There seems to be enough grounds to have Donald Trump prosecuted by the Justice Department and Attorney General Merrick Garland for the events leading up to the January 6, 2021 US Capitol Insurrection.
But indictment is the first step, while trial and conviction are much more complicated.
The charges that could be used to indict Donald Trump include:
Obstruction of an official proceeding of Congress, the Electoral College vote by the Vice President of the United States
Seditious Conspiracy against the US government
Conspiracy to defraud the US Government, making fraudulent statements
The first two seem the most likely to move forward, but there is no certainty that such a case would be won in Court, and the Supreme Court, controlled by right wing conservatives, could rule in an appeal in favor of Donald Trump.
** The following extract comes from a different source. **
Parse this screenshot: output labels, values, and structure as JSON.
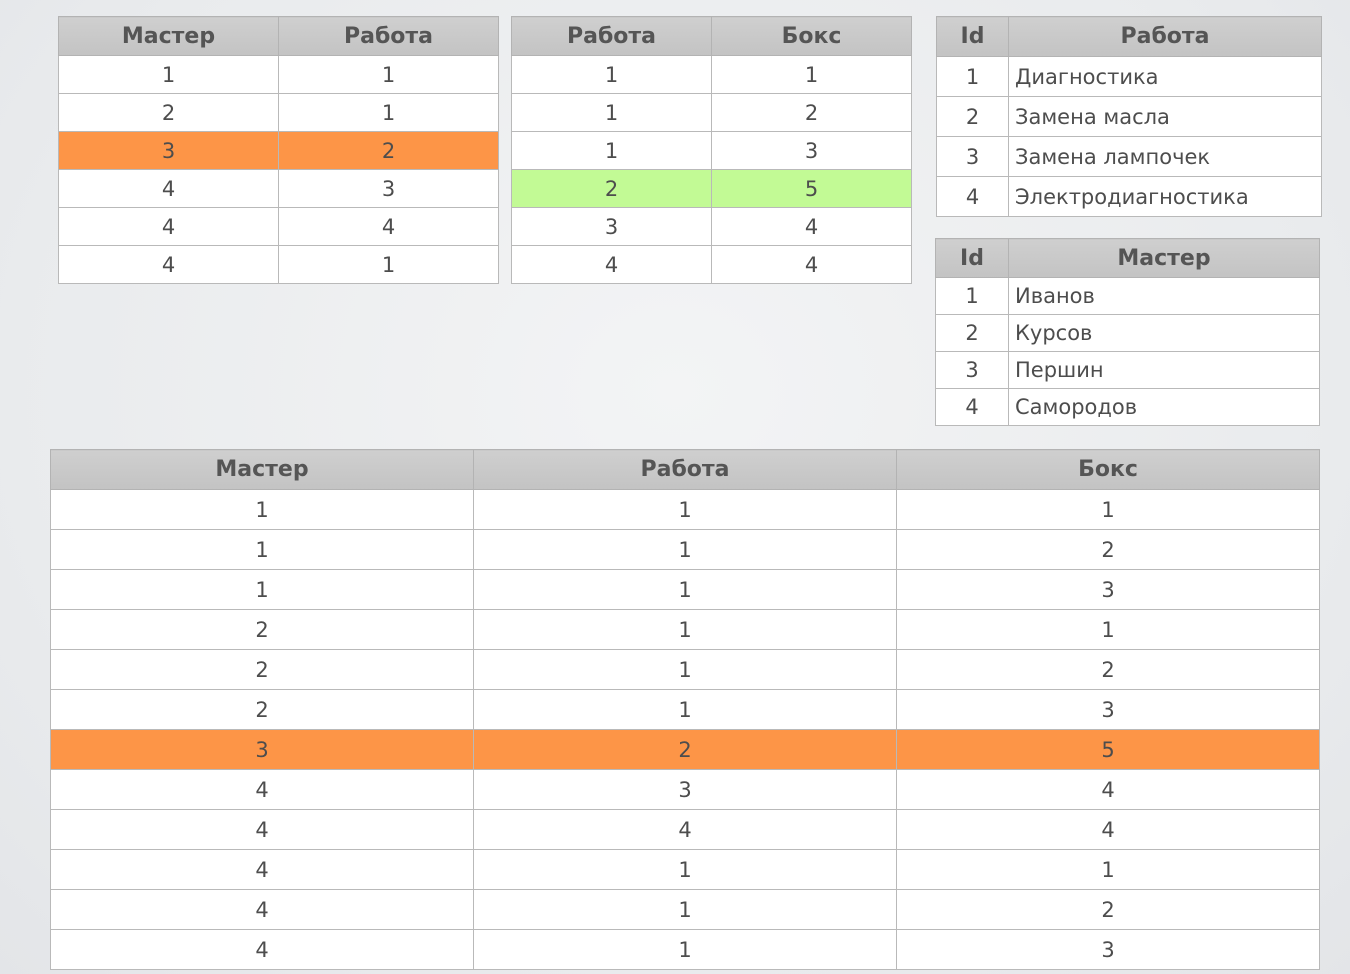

But if the thought is that prosecution would not succeed is the ultimate decision, then it sends a message to future Presidents that they can escape accountability.
It would set a standard that there are two systems of justice, so there are ramifications of prosecuting, including political turmoil, but also of choosing NOT to prosecute!